Plans for the Future

It was an intangible experience when my oldest daughter Naomi, who left this world twenty years ago, came to me while I was resting to give me the encouraging message that my youngest daughter and only surviving child, Sarah, would recover from the coronavirus. 

Although I heard no words in my ear and did not see a doctor’s report, my deepest self knew what I was being told was as true as could be. Six days later Sarah texted me that she had recovered. This is the finest springtime gift I can imagine. 

A few days ago, I wore shorts and went outdoors barefoot for the first time since last autumn. One of my happiest delights is getting my hands in the earth and coming up with wriggling worms. Years ago, I traded one of my paintings for a barrel of worms that was delivered to my home so that I could have the best compost for my garden. 

The seedlings I put in the ground a month ago are coming up as plants. Here in the high desert of Santa Fe, the earth usually is rocky so it has to be amended. The worms make the best  compost from vegetable scraps we throw into a pit.

We have some flower pots with blooming plants that have only begun flourishing. Our lilac shrubs have begun perfuming the air at our back door.

The other incredible sight is seeing the seedlings of elm trees falling through the air.

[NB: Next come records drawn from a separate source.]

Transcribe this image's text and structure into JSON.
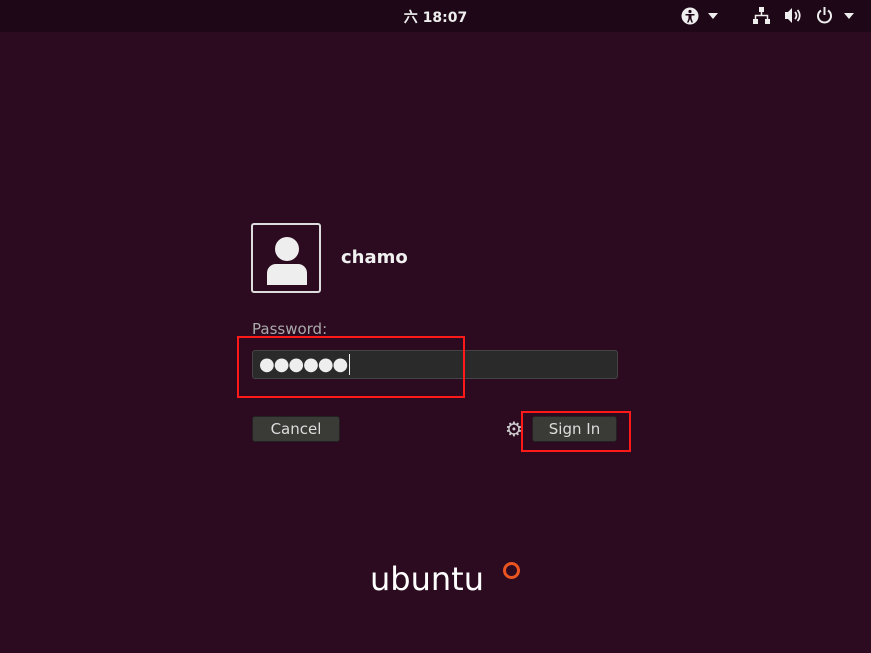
{
  "topbar": {
    "clock": "六 18:07",
    "icons": [
      "accessibility-icon",
      "network-icon",
      "volume-icon",
      "power-icon"
    ]
  },
  "login": {
    "username": "chamo",
    "password_label": "Password:",
    "password_value": "●●●●●●",
    "cancel_label": "Cancel",
    "signin_label": "Sign In"
  },
  "branding": {
    "logo_text": "ubuntu",
    "accent": "#e95420"
  },
  "colors": {
    "background": "#2c0b20",
    "highlight": "#ff1a1a"
  }
}
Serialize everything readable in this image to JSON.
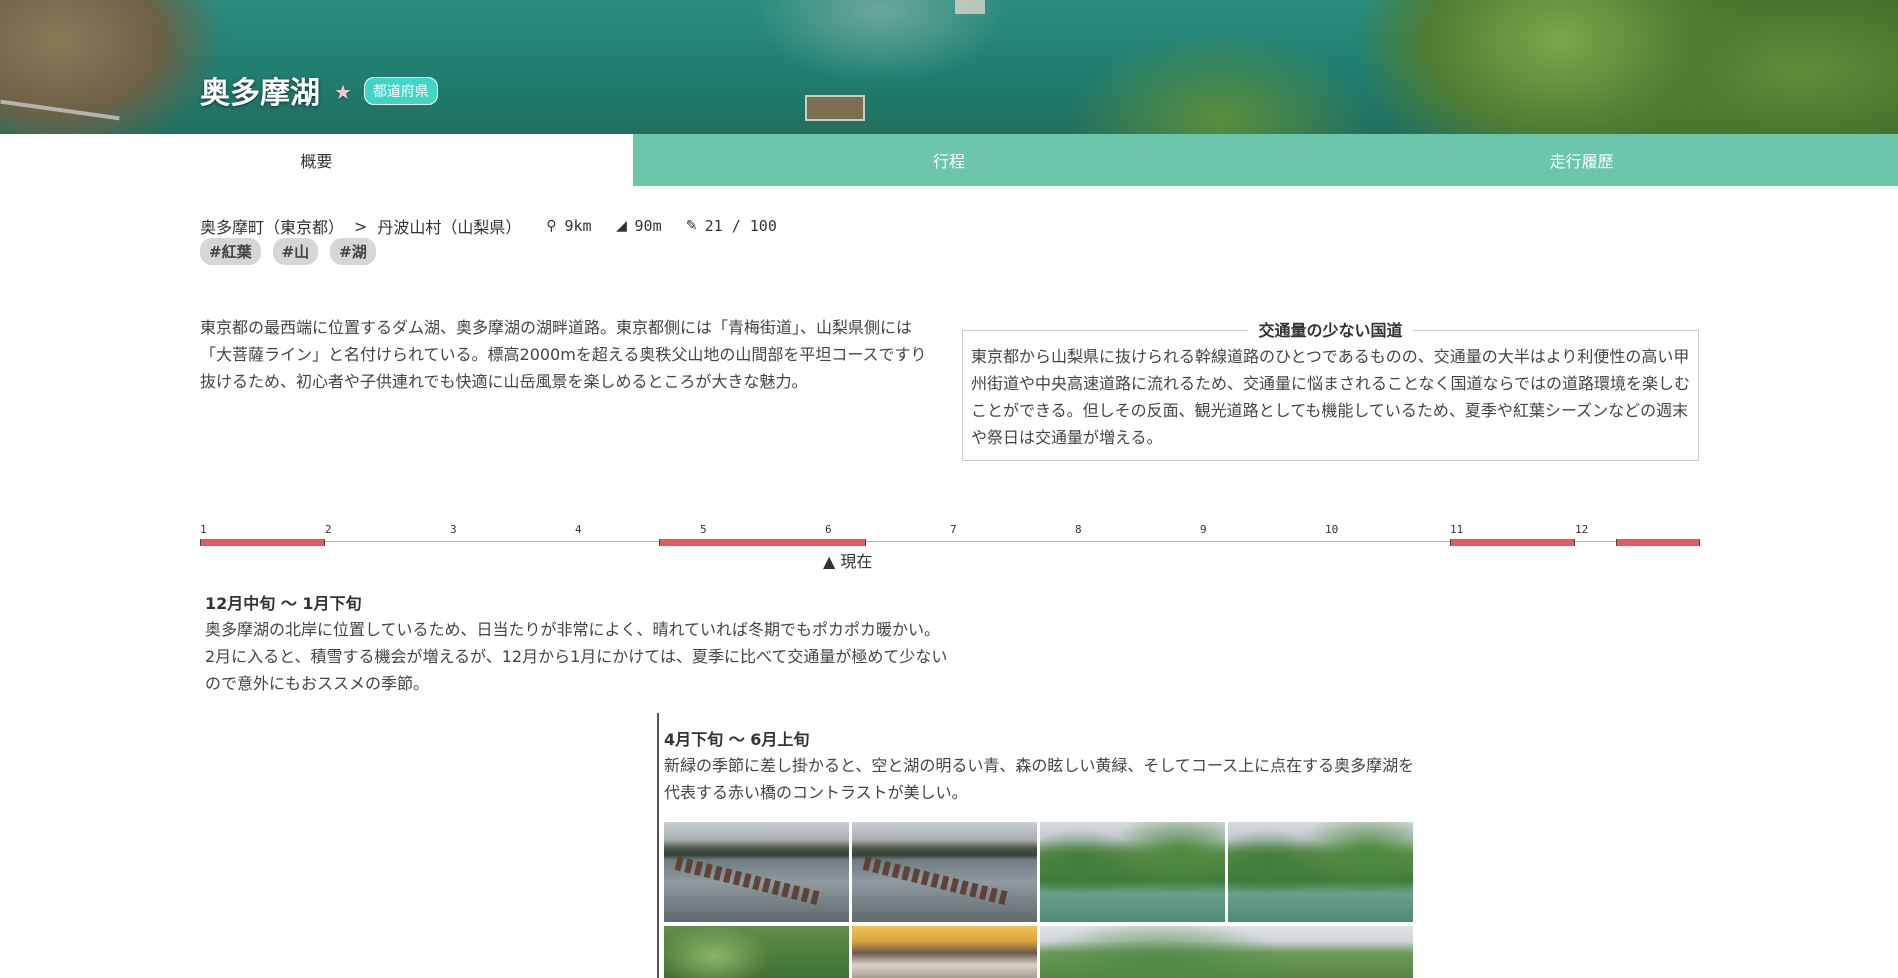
{
  "hero": {
    "title": "奥多摩湖",
    "star": "★",
    "badge": "都道府県"
  },
  "tabs": [
    {
      "label": "概要",
      "active": true
    },
    {
      "label": "行程",
      "active": false
    },
    {
      "label": "走行履歴",
      "active": false
    }
  ],
  "meta": {
    "start": "奥多摩町（東京都）",
    "separator": ">",
    "end": "丹波山村（山梨県）",
    "distance": "9km",
    "elevation": "90m",
    "rating": "21 / 100",
    "icons": [
      "route-icon",
      "elevation-icon",
      "pin-icon"
    ]
  },
  "tags": [
    "#紅葉",
    "#山",
    "#湖"
  ],
  "description": "東京都の最西端に位置するダム湖、奥多摩湖の湖畔道路。東京都側には「青梅街道」、山梨県側には「大菩薩ライン」と名付けられている。標高2000mを超える奥秩父山地の山間部を平坦コースですり抜けるため、初心者や子供連れでも快適に山岳風景を楽しめるところが大きな魅力。",
  "note": {
    "title": "交通量の少ない国道",
    "body": "東京都から山梨県に抜けられる幹線道路のひとつであるものの、交通量の大半はより利便性の高い甲州街道や中央高速道路に流れるため、交通量に悩まされることなく国道ならではの道路環境を楽しむことができる。但しその反面、観光道路としても機能しているため、夏季や紅葉シーズンなどの週末や祭日は交通量が増える。"
  },
  "timeline": {
    "months": [
      "1",
      "2",
      "3",
      "4",
      "5",
      "6",
      "7",
      "8",
      "9",
      "10",
      "11",
      "12"
    ],
    "now_label": "▲ 現在",
    "bar_color": "#e8595d",
    "highlighted_months": [
      {
        "from_month": 1.0,
        "to_month": 2.0
      },
      {
        "from_month": 4.67,
        "to_month": 6.33
      },
      {
        "from_month": 11.0,
        "to_month": 12.0
      },
      {
        "from_month": 12.33,
        "to_month": 13.0
      }
    ]
  },
  "seasons": [
    {
      "period": "12月中旬 ～ 1月下旬",
      "text": "奥多摩湖の北岸に位置しているため、日当たりが非常によく、晴れていれば冬期でもポカポカ暖かい。2月に入ると、積雪する機会が増えるが、12月から1月にかけては、夏季に比べて交通量が極めて少ないので意外にもおススメの季節。"
    },
    {
      "period": "4月下旬 ～ 6月上旬",
      "text": "新緑の季節に差し掛かると、空と湖の明るい青、森の眩しい黄緑、そしてコース上に点在する奥多摩湖を代表する赤い橋のコントラストが美しい。"
    }
  ],
  "colors": {
    "tab_inactive": "#6cc6ab",
    "badge": "#3fd6c6",
    "season_bar": "#e8595d"
  }
}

It can be like a snow storm—blanketing the earth. 

Nature always plans for the future.